Critical Habitat Assessment
CHA is a PS6 process to identify significant biodiversity risks associated with a project. PS6 outlines the requirements for development in areas of Critical Habitat. CHA considers the conservation principles of threat (vulnerability) and geographic rarity (irreplaceability).
CHA is carried out at the landscape scale, using ecologically and/or administratively coherent Discrete Management Units (DMUs). Definition of DMUs should be informed by the biodiversity features of concern and their ecological requirements. DMUs are identified at a landscape or seascape scale, taking into account large-scale ecological processes where appropriate, and are therefore often much larger than the project concession or lease area itself. A preliminary review of the region’s ecology is thus carried out during the identification of DMUs. This highlights any potential Critical Habitat-qualifying features which might be present and informs delineation of DMUs at an appropriate scale. DMUs can be identified separately for individual species/sub-species or (more commonly) for a suite of species with broadly shared requirements
Biodiversity Action Plan (BAP)
The objective of the Biodiversity Action Plan (BAP) is to provide a comprehensive strategy and specific, implementable actions aimed at the protection and conservation of biodiversity during the construction and operation of the pipeline.
The BAP was developed by Andy and represents an over-arching report capturing all biodiversity aspects of the EACOP project and incorporates the ESIA study, its baseline data; assessment of impacts and the work associated with their significance; and recommendations for mitigation, monitoring and management. It however extends beyond the aspects associated with reinstatement and restoration of the habitats and species and considers the future, longer term monitoring and management that may be required to ensure that the impacts created by pipeline construction are adequately mitigated. It also encompasses monitoring and management associated with operations of the pipeline and the above ground installations, such as Pump Stations and Valve Stations.
Andy developed a range of pre-emptive mitigation measures for pro-active application of conservation actions to enhance wildlife values prior to commencement of construction. These measures included partnering with international organisations such as UNDP to manage globally important habitats and their species and working in collaboration with Government Ministries to develop protection measures for fisheries, coral reefs and globally rare species such as the Coelacanth, coral species and turtles. Andy (with international and national specialists) developed and implemented a range of Chimpanzee (Pan troglodytes ssp. Schweinfurthii) surveys, including genetic mapping of chimp communities, which might be adversely affected by the project and proposed conservation projects and initiatives for this iconic endangered species.
The big picture
As of October 2019 the project was effectively put on hold due to tax issues in Uganda and the vast majority of project staff and consultants demobilised.

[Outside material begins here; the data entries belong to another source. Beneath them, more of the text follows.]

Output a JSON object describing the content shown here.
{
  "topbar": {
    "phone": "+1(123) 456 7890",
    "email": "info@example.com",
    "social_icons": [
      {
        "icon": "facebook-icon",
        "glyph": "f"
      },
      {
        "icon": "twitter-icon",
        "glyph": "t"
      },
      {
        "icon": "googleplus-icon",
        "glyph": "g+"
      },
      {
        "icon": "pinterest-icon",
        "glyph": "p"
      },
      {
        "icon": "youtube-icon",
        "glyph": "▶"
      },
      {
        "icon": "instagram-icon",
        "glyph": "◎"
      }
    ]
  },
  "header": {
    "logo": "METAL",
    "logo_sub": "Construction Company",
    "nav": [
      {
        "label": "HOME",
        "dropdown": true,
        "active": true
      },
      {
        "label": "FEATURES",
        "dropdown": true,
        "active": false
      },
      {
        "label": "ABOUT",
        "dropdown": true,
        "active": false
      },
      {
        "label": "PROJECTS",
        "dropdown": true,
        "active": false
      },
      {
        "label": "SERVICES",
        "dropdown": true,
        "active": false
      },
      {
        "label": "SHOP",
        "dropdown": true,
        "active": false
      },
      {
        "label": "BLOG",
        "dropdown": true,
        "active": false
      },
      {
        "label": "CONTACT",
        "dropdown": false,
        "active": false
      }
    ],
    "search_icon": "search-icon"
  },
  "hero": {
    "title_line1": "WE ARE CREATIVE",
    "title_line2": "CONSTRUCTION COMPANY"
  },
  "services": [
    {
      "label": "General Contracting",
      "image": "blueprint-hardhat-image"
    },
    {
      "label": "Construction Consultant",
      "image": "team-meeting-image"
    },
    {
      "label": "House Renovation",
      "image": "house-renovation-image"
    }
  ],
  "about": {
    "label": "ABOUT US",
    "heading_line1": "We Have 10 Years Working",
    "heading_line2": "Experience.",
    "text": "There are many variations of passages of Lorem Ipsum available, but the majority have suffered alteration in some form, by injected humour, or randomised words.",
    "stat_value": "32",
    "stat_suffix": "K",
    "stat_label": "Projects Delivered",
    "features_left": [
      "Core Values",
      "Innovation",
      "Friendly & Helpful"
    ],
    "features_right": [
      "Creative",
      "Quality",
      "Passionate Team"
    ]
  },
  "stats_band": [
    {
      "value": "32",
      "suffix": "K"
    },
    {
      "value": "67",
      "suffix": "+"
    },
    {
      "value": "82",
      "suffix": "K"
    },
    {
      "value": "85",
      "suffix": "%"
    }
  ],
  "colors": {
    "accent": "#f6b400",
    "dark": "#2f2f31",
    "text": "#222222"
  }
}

Both countries are suffering sizeable reductions in biodiversity due to rapid agricultural expansion of previous bush land that was grazed by Masai et al and plans for industrialisation due to oil development. However, no real development has taken place, since the oil discoveries have not yet led to extraction and export due to tax issues. Huge areas of bush land and forest around Hoima in Uganda have been cleared and construction of a new international airport is well underway. All these habitat losses, influx of people and associated development are related to the oil developments, none of which have materialised to date, which has resulted in adverse biodiversity impacts, but without the finances resulting from the oil developments, which were required to mitigate such losses and implement sustainable development.
Below are some of the photographs taken by Andy during his role across Tanzania and Uganda.